Pohnpei was the next stop on the up again, down again trip. I have sworn a vow to myself that I will return to this little paradise in the Pacific. What a spot! The landing approach made the whole trip worthwhile. The view is fantastic. I was totally gobsmacked by the natural beauty of this place. The facilities at the airport terminal leave a little to be desired, but that is actually part of the charm of the place. I hope that it does not improve, because then it will probably get found, and it will all change. The people are just so nice, & nothing seemed to be too much trouble if it was within the limited capabilities of the terminal. Admittedly I do use the word terminal simply to describe that there was a place for a plane to land, & for passengers to get on & off the aircraft. This is not a complaint, simply a statement of fact. I chatted to some of the locals while waiting for the next leg of my trip. I learnt that the fishing & diving was world class, & I do not doubt it one bit. I spotted the reefs from the air on our approach to the airport. I also noticed the pristine beaches & the rain forest covered hills. I just gotta get back there for a longer stay & a better look around.

I am one of these strange people that actually enjoys the flights that stop in lots of places on my way to the final destination. I find that I get to see so many more interesting places that normally I would not even consider to visit. It is because of this method of travel that I have returned to some of the places that I have previously only stopped at for a few hours. I figure that if I am going to spend the time & money on a trip to somewhere, I may as well see as much as possible along the way. There is not a lot that I can say about Nauru, as I was only there for an hour or so both times, and it was also the middle of the night on both occasions. I will say that the one item that will forever stick in my mind was that there are boom gates for the plane. Try to picture this. There is a public road that runs next to the main runway. This road is between the runway & the terminal buildings. This means that for the aircraft to get from the runway to the terminal, it needs to cross the road. a set of boom gates has been installed to stop the traffic so that the plane can get from the taxiway to the terminal, just like a railway crossing. I'm sure that this is not the only terminal in the world with this type of setup, however, I had never seen anything like it & it surprised me to see cars sitting at the gates while our aircraft crossed the road. This trip was prior to the events of 9/11, so I wonder if it is still the same because it is not exactly what you class as a good security measure to have civilian traffic with such ease of access to the aircraft side of the terminal.

I arrived back in Brisbane in the early hours. After a few days I realised that I was viewing my country and its people with a very different attitude. So many of my fellow countrymen take so much for granted. That is not their intention, just that they are not aware of how life is lived in other parts of the world. This is also not their fault, just a fact. See, prior to my first travels, I thought that I was aware that there were people in the world that lived in poverty, & I thought that I understood how lucky I was to live in a great country like Australia. Then I visited & got to see with my own eyes. It really does make a huge difference, to see with your own eyes. As I have previously said, I have returned to the Philippines many times since that original visit and fully intend to return many more times. Do yourself a favour & go and have a look.
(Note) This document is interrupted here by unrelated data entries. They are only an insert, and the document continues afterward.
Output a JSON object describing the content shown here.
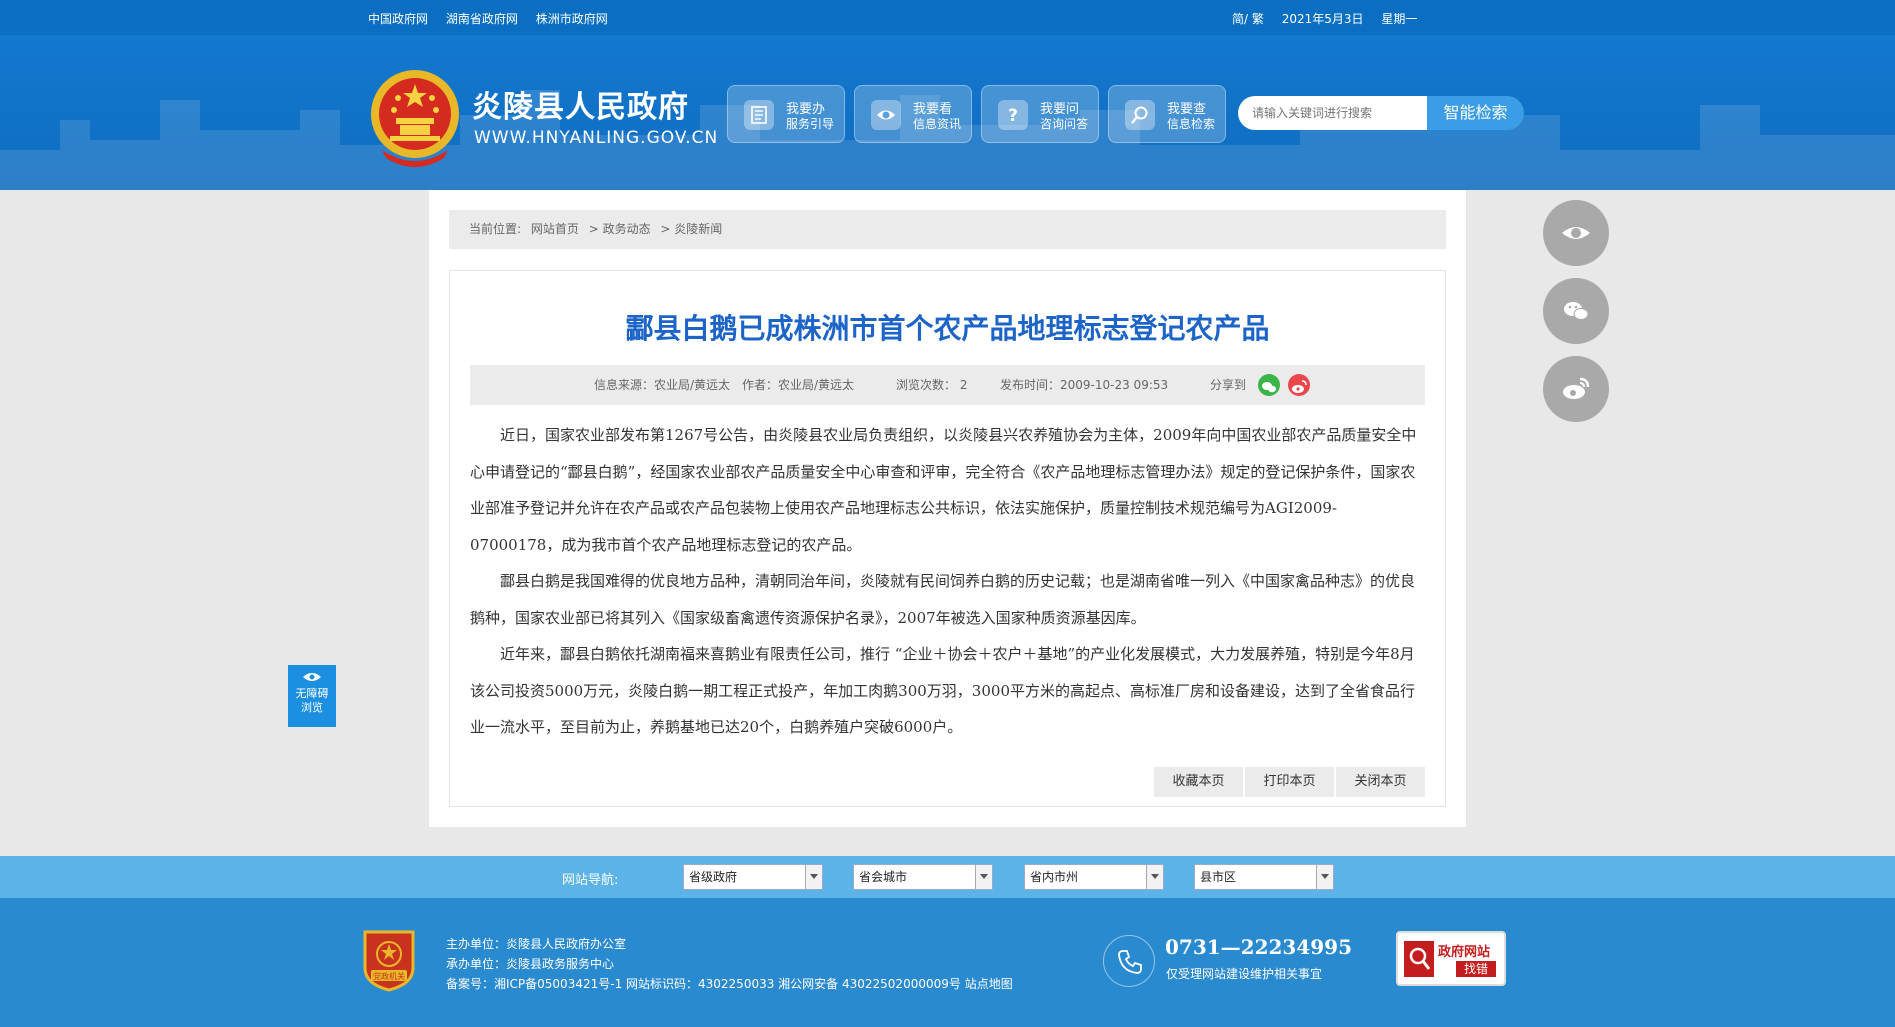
{
  "topbar": {
    "links": [
      "中国政府网",
      "湖南省政府网",
      "株洲市政府网"
    ],
    "lang": "简/ 繁",
    "date": "2021年5月3日",
    "weekday": "星期一"
  },
  "header": {
    "site_title": "炎陵县人民政府",
    "site_url": "WWW.HNYANLING.GOV.CN",
    "services": [
      {
        "line1": "我要办",
        "line2": "服务引导",
        "icon": "document-icon"
      },
      {
        "line1": "我要看",
        "line2": "信息资讯",
        "icon": "eye-icon"
      },
      {
        "line1": "我要问",
        "line2": "咨询问答",
        "icon": "question-icon"
      },
      {
        "line1": "我要查",
        "line2": "信息检索",
        "icon": "search-icon"
      }
    ],
    "search_placeholder": "请输入关键词进行搜索",
    "search_button": "智能检索"
  },
  "breadcrumb": {
    "label": "当前位置:",
    "items": [
      "网站首页",
      "> 政务动态",
      "> 炎陵新闻"
    ]
  },
  "article": {
    "title": "酃县白鹅已成株洲市首个农产品地理标志登记农产品",
    "meta": {
      "source": "信息来源：农业局/黄远太",
      "author": "作者：农业局/黄远太",
      "views": "浏览次数：  2",
      "published": "发布时间：2009-10-23 09:53",
      "share": "分享到"
    },
    "paragraphs": [
      "近日，国家农业部发布第1267号公告，由炎陵县农业局负责组织，以炎陵县兴农养殖协会为主体，2009年向中国农业部农产品质量安全中心申请登记的“酃县白鹅”，经国家农业部农产品质量安全中心审查和评审，完全符合《农产品地理标志管理办法》规定的登记保护条件，国家农业部准予登记并允许在农产品或农产品包装物上使用农产品地理标志公共标识，依法实施保护，质量控制技术规范编号为AGI2009-07000178，成为我市首个农产品地理标志登记的农产品。",
      "酃县白鹅是我国难得的优良地方品种，清朝同治年间，炎陵就有民间饲养白鹅的历史记载；也是湖南省唯一列入《中国家禽品种志》的优良鹅种，国家农业部已将其列入《国家级畜禽遗传资源保护名录》，2007年被选入国家种质资源基因库。",
      "近年来，酃县白鹅依托湖南福来喜鹅业有限责任公司，推行 “企业＋协会＋农户＋基地”的产业化发展模式，大力发展养殖，特别是今年8月该公司投资5000万元，炎陵白鹅一期工程正式投产，年加工肉鹅300万羽，3000平方米的高起点、高标准厂房和设备建设，达到了全省食品行业一流水平，至目前为止，养鹅基地已达20个，白鹅养殖户突破6000户。"
    ],
    "actions": [
      "收藏本页",
      "打印本页",
      "关闭本页"
    ]
  },
  "accessibility": {
    "line1": "无障碍",
    "line2": "浏览"
  },
  "nav": {
    "label": "网站导航:",
    "selects": [
      "省级政府",
      "省会城市",
      "省内市州",
      "县市区"
    ]
  },
  "footer": {
    "badge_text": "党政机关",
    "host": "主办单位：炎陵县人民政府办公室",
    "operator": "承办单位：炎陵县政务服务中心",
    "record": "备案号：湘ICP备05003421号-1 网站标识码：4302250033 湘公网安备 43022502000009号 站点地图",
    "phone": "0731—22234995",
    "phone_note": "仅受理网站建设维护相关事宜",
    "jiucuo_line1": "政府网站",
    "jiucuo_line2": "找错"
  },
  "colors": {
    "primary_blue": "#0a6fc2",
    "title_blue": "#1d64c8",
    "nav_blue": "#5bb3e8",
    "footer_blue": "#2a8ad0"
  }
}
Next up I will tell of a short visit to Malaysia & Brunei, with a longer stay in Thailand.